Daniel stretched and turned to look Mor and Jared. “That property has changed hands more than a whore on a good night.”
Mor snorted. “Now that definitely says it all. I guess that means we have to track down each and every owner.”
“The ones who aren’t human,” Jared pointed out.
“Nope, all of them, because a Supe could have used a human as a front when they purchased it,” Daniel contradicted.
“Probably would have in the last fifty years or so. Are we counting out whoever owns the warehouse?”
“No. We check each and every one of them since the first Europeans landed here.”
“Do you think the records actually go back that far?” Mor asked.
“What’s not in the city archives, I’m sure we can dig up elsewhere, through the Supe Council or a couple of people I know who’ve been around for a very long time and are interested in the city’s history,” Jared told her.
And dig it up they did. The following morning they had a complete history of the property including its original owners before and after the fire of 1788 that had partially destroyed the city.
“These three we can eliminate out of hand,” Jared commented, pointing to the names which were starred. “One of my sources knew the family and verified that each of them was human.”
“Would we be remiss if we didn’t consider the ones who came after them, at least for now?” Mor asked.
“Let’s just put them on the back burner and see what we can find out about those two,” Daniel tapped two of the names at the beginning of the list, “Mr. John Fitz John whose construction company sat on the site in the early eighteen hundreds and Madam Gravier nee St. Pierre.
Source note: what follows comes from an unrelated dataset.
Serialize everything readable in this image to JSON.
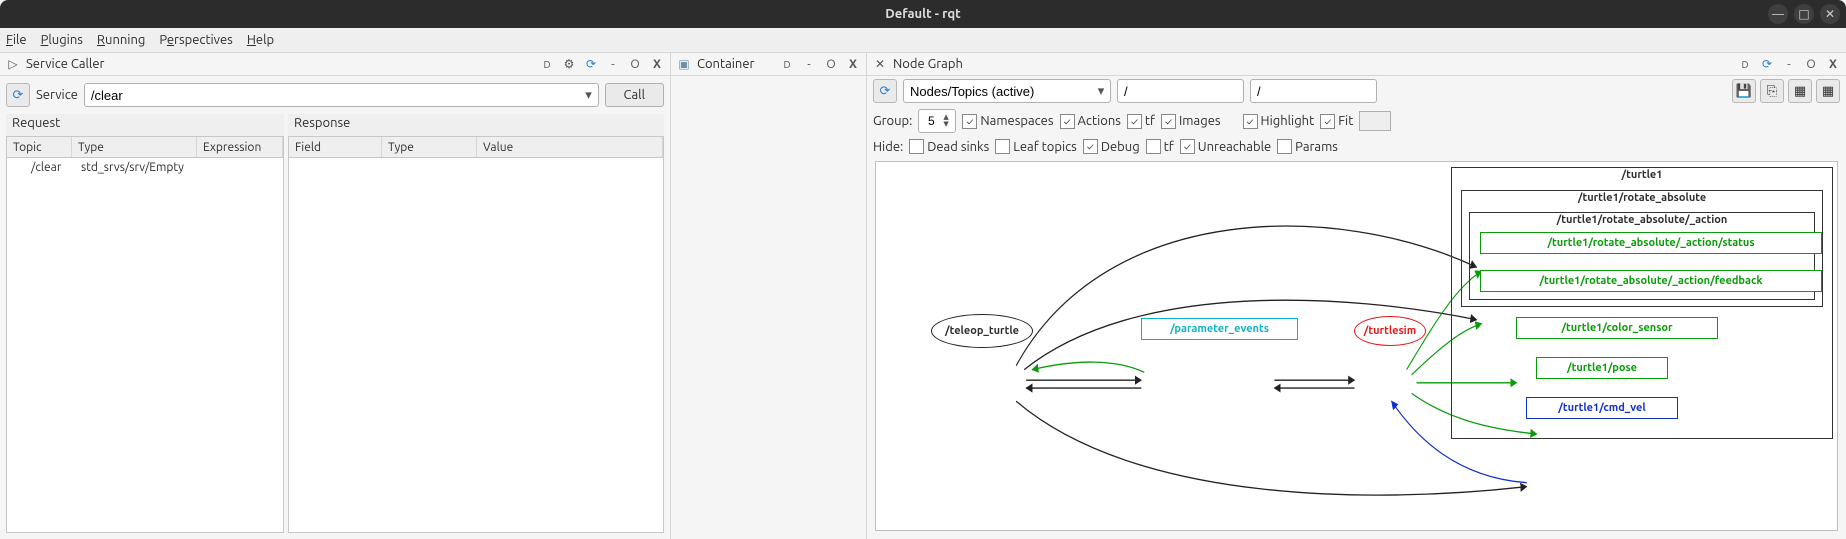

She and her second husband built their home on the property soon after the second fire.”
“Marie St. Pierre?” Jared asked.
Daniel flipped the page to the information they had, slim as it was in some cases, on each of the property owners. “Yes. Why?”
Jared shook his head. “Something about that name niggles at me, although of course it’s a fairly common one.”